A place called Football. With the 2020 Euros currently taking place right now in, er, June 2021, I couldn’t resist cycling it.
Football is a terraced street in Yeadon, on Leeds’s western outskirts. If you’ve ever flown in to Leeds Bradford Intergalactic Airport, you might have glimpsed it during your white-knuckle descent sideways against the queasy crosswinds. No plane for me of course: I cycled up from Horsforth train station, a couple of miles of uphill slog.
And yes, it’s ‘Football’. Not ‘Football Terrace’ or ‘Football Street’: just plain ‘Football’. For the hundred-odd residents of this rugged cul-de-sac, Football may not be coming home in the Euros, but at least they’re always coming home to Football.
The name came, it’s said, from a nearby pitch in use when the street was built some time in the late 1800s. It’s shown as ‘Football’ on the 25 inch OS map series of 1892-1914.
(That map also shows a long-gone ‘Theatre Royal’ on the junction of Football and King St, where aspiring Cristiano Ronaldos or Neymars could polish their acting skills.)
It’s not clear where the titular pitch was – historically, this is an area of quarries, whose workers were presumably the target market for those terrace homes. But the western end of Football, accessible only on foot or by bike, greets you with a large Adidas-pattern football mural on the gable end of the first house. It’s repainted every year by a local decorator.
From the ridgetop position here there are glimpses of Airedale to the west, and closer by, Morrison’s.
Several of Football’s residents happily embrace their street’s curious name. Number 3 is called ‘Left Back’. Number 10 is ‘One-Nil’; number 70 tops that with ‘Seven-Nil’. There’s an Offside, and a Hat Trick. Unfortunately the street isn’t long enough for a Number 110 (which could be ‘110 Per Cent’) never mind a 442 (‘Four Four Two Football’ has a nice ring to it).

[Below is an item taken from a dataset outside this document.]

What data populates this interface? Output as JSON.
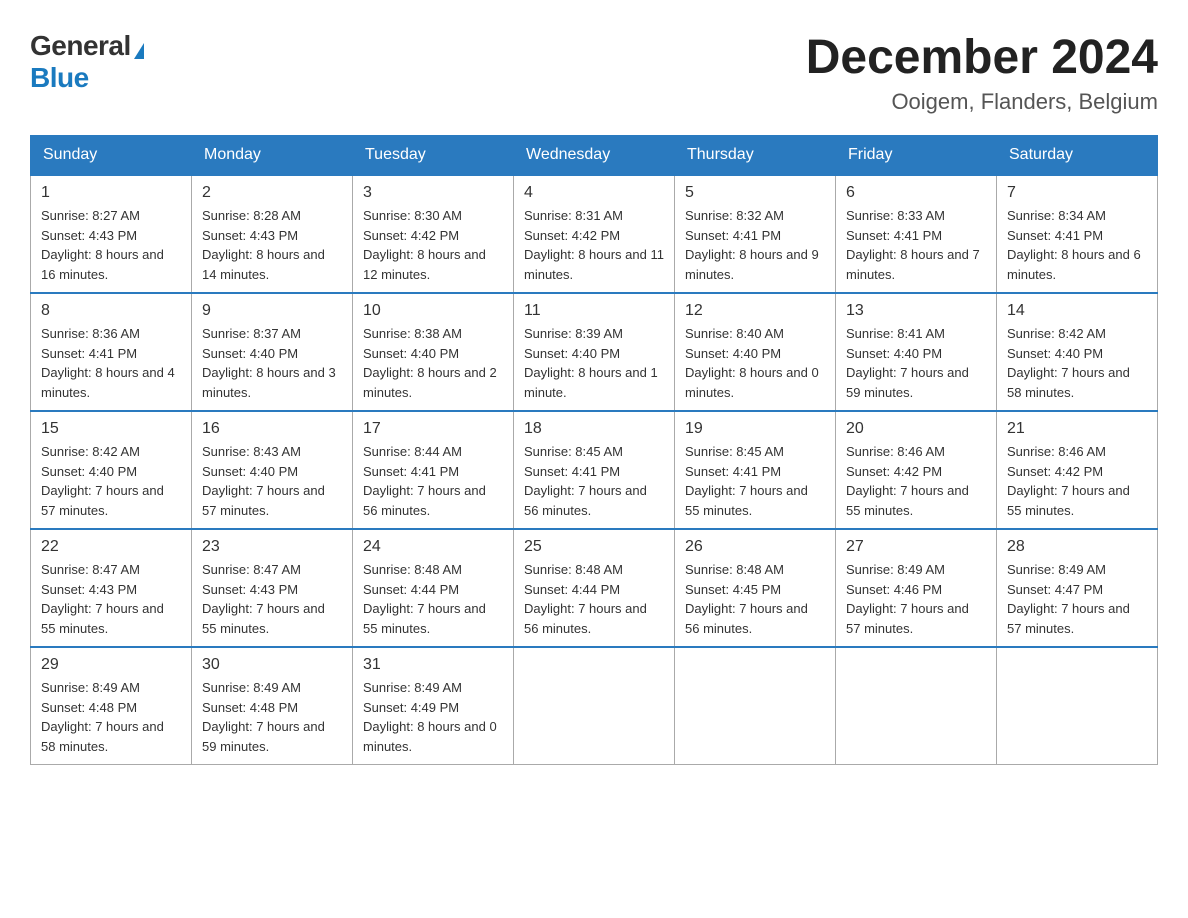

And – it’s reported – the ice-cream van plays the Match of the Day theme tune. Not much chance of that today: despite being midsummer’s day, it was chilly, blustery and bleak.
Oh, hang on, I spoke too soon. Just up Windmill Lane from Football is Yeadon Tarn, a rather delightful natural lake with a paved path of a kilometre or so around it. (I couldn’t see any signs saying No Cycling, so I did.) And sure enough, there was an ice-cream van, not playing any football-related jingles though.
This is clearly a place of sporting and outdoors endeavour: someone was enjoying a sailing tryout on the lake, a pair of mobility-scooter users were doing a ‘100 Laps of Yeadon Tarn’ for charity, there’s a golf course to the east, and just down the road is a place called Cricketer’s Green.
I didn’t actually see anyone playing football in Football. There was plenty of evidence of one of Britain’s other favourite pastimes though, pavement parking.
This part of Yorkshire is pretty good for sport-related place names. A few miles north of Football is Pool, and a short ride south of it is Bowling. One day I’ll do a multi-activity trip that consists of playing football in Football, pool in Pool, and going bowling in Bowling. And possibly finishing in Booze.
Anyway, my own final outdoors endeavour consisted of sitting outside Murgatroyd’s to scoff a rather tasty haddock and chips, before scooting back to Horsforth station, all downhill, past that golf course. Which is how I best enjoy golf: freewheeling rapidly past it.
So, for all those people who say I Don’t Like Football, I challenge you. How do you know until you’ve been?
I’m not saying I’d necessarily want to live there, but you know, I rather like Football.